Traffic Feels the Love From the U.K.’s Department of Transport
The name Lord Adonis, were one to see it Brooklyn, conjures a Bed-Stuy middle-weight boxer, or maybe one of the dance-hall reggae performers ones sees on posters cruising along Flatbush.
But for the uninitiated, he’s the U.K.’s new Secretary of Transport and, it turns out, a fan of Traffic, as he notes in a recent talk. (I just hope he didn’t purchase it with taxpayer funds!)
The speech makes a number of worthy points, including the idea of connecting various travel modes.
One key factor is the ease of interchange between cycling and other forms of travel. Let me take the specific issue of the interchange between cycling and rail travel. While some 60 per cent of the population lives within a quarter of an hour cycle ride of a railway station, only two per cent of journeys to and from stations are made by bike. By contrast, in Holland, cycling accounts for roughly a third of all trips to and from rail stations. This massive difference isn’t in the different genes of the British and the Dutch; it has a lot to do with the provision of facilities for cyclists at stations.
I’ve just returned from the Netherlands, and was struck, as always, not just by the cycling numbers but the cycle parking. As it is with car traffic, parking is an often overlooked factor in the whole traffic equation; needless to say, the presence of a safe, convenient space at the end of a trip is of incredible importance to the desirability or even possibility of making that trip (more so than some cultural disposition to mode choice). As I looked at the long rows of bikes outside shops and train stations (where, David Hembrow notes, there is an actual crisis of parking) in Utrecht and Rotterdam, I couldn’t help thinking: What if all these were cars? Well, of course, those tidy, compact, well-populated streets wouldn’t exist. I suspect someone, somewhere, has crunched the numbers on how many bicycles can fit inside an average car parking space, I’d estimate the factor must be something like 15 to 1?
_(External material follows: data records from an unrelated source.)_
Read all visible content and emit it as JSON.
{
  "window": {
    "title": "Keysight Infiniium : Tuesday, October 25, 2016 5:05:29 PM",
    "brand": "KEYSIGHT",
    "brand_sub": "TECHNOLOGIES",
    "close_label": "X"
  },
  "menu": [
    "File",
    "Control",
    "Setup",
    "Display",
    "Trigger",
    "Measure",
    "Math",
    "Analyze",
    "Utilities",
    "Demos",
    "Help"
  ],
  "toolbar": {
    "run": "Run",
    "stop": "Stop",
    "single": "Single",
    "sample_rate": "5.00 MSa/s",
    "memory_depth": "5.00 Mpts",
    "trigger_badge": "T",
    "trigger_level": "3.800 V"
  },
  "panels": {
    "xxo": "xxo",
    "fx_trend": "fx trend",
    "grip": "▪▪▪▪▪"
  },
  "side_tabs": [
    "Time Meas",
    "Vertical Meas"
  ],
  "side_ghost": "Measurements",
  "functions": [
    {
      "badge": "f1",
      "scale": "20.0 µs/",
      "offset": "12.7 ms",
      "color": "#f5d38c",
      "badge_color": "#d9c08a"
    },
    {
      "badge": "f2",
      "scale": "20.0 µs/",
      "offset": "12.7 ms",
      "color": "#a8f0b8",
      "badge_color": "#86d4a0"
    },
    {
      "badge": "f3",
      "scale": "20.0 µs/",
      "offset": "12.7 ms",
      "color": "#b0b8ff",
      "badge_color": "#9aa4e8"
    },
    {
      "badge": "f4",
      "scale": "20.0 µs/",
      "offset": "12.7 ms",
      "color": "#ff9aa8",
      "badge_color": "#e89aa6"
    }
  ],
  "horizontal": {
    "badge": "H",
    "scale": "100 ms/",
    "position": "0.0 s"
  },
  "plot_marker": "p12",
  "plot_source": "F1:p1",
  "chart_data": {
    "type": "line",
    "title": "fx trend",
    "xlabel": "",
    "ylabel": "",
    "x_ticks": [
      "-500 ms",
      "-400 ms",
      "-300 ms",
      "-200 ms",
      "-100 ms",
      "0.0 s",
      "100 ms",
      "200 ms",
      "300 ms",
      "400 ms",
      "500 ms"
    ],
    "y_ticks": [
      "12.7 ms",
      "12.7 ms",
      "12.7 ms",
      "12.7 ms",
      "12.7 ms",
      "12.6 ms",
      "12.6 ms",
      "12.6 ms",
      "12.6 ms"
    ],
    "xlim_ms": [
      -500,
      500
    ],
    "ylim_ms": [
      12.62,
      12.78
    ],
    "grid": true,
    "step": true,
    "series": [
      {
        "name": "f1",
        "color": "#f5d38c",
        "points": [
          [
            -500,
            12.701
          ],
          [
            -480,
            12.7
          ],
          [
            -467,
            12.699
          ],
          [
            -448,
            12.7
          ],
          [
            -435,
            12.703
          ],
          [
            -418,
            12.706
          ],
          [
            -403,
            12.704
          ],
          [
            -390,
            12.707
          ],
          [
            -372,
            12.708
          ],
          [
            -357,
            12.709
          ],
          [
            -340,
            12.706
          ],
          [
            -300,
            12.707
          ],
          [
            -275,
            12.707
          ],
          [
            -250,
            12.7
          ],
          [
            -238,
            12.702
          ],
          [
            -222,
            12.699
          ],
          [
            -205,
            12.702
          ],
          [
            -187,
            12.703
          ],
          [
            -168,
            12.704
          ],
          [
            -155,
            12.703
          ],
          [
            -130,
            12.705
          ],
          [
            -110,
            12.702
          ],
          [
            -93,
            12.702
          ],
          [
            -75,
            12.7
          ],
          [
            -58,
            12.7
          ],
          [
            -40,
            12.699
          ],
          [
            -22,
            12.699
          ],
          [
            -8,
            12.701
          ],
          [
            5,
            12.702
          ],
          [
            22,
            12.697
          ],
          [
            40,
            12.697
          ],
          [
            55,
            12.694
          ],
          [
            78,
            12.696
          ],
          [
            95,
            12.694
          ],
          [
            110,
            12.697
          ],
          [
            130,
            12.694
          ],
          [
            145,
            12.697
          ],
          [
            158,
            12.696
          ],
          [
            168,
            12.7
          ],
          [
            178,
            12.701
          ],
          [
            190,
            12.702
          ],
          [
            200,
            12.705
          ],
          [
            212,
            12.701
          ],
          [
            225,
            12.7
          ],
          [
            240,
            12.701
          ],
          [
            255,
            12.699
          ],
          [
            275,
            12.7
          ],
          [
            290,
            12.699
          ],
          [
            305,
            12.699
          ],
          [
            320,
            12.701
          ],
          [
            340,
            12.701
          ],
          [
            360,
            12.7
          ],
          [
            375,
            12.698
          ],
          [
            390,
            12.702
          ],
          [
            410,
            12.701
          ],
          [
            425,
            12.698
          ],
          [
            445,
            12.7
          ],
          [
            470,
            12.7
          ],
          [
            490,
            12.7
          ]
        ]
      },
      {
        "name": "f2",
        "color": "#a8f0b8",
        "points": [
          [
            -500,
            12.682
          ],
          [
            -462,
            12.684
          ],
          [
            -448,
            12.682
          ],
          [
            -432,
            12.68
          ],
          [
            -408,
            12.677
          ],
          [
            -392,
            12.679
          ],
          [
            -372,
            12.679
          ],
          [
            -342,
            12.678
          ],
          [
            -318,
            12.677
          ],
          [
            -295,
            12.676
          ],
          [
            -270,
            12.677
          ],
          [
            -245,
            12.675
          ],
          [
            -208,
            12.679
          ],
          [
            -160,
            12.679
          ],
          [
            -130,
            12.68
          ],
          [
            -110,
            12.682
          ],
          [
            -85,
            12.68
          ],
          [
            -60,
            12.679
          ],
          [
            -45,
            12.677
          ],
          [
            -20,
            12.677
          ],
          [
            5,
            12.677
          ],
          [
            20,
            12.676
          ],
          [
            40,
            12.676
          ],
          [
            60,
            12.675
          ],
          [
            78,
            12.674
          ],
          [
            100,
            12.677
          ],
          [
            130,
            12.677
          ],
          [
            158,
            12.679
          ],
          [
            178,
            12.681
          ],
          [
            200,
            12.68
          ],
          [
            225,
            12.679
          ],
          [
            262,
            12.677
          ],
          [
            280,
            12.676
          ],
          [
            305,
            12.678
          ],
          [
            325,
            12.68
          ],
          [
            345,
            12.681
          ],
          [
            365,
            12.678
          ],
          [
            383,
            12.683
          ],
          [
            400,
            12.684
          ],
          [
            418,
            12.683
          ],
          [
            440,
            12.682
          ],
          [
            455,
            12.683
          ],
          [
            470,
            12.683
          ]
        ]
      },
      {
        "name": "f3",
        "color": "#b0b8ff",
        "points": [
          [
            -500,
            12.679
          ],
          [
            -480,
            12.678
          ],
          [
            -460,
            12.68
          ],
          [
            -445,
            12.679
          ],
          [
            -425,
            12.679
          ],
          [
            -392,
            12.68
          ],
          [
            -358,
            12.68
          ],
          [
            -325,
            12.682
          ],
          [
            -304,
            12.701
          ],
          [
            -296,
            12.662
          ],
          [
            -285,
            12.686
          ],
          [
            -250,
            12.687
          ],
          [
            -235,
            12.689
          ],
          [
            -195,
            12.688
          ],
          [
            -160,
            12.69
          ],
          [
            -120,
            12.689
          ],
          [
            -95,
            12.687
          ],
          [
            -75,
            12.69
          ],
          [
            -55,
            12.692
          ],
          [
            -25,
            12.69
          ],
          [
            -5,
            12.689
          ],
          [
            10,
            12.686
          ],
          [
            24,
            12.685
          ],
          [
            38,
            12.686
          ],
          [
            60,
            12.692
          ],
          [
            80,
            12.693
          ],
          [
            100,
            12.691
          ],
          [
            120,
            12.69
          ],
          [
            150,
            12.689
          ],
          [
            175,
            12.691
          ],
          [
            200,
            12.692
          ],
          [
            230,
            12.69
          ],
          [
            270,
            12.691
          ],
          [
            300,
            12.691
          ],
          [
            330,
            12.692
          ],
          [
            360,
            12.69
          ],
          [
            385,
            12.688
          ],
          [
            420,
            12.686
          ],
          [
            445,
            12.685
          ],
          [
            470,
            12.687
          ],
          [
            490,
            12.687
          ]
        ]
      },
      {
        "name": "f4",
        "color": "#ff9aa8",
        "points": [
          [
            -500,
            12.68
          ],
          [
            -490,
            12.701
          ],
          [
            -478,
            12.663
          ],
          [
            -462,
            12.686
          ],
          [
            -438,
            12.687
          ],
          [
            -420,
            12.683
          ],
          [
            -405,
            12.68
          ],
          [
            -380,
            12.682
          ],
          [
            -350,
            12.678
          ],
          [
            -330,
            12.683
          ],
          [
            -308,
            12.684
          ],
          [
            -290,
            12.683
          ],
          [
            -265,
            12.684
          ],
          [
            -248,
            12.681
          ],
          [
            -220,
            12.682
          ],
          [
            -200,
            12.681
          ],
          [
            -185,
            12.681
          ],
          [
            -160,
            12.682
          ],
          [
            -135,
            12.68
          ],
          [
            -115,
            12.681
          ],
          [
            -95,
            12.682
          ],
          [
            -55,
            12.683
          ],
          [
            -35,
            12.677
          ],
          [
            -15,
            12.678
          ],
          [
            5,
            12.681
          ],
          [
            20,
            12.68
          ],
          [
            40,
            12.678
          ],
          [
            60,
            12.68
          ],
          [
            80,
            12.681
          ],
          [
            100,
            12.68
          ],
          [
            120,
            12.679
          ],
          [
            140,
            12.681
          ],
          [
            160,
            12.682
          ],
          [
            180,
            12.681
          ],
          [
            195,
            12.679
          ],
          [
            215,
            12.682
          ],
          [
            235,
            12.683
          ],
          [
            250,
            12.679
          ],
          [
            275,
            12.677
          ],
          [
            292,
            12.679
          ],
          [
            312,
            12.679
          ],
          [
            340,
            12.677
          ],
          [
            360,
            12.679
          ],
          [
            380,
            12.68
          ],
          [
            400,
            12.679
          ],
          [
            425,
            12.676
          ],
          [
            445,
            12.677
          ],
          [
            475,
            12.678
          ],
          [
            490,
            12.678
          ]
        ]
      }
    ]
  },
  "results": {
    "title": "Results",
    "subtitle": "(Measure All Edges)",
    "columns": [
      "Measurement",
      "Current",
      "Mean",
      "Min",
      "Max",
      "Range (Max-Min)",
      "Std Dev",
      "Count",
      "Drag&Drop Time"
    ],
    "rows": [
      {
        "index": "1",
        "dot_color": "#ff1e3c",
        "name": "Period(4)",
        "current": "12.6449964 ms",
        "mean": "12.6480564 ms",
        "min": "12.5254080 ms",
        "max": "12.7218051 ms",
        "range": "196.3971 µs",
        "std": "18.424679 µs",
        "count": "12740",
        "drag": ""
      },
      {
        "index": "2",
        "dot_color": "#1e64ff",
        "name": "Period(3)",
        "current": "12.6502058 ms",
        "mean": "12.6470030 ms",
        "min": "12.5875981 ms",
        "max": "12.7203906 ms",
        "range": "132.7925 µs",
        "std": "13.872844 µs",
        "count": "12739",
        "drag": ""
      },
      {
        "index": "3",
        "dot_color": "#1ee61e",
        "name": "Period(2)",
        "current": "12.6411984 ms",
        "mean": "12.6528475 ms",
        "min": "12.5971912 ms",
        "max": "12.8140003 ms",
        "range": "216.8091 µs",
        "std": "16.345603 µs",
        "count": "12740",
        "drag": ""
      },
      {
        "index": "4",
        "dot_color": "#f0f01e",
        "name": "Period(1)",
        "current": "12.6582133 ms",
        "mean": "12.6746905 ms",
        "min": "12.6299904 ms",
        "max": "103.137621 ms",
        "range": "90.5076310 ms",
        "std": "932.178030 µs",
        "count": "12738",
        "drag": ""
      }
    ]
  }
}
This entry was posted on Monday, June 29th, 2009 at 12:14 pm and is filed under Bicycles, Book News, Cars, Cities, Etc., Uncategorized. You can follow any responses to this entry through the RSS 2.0 feed. You can leave a response, or trackback from your own site.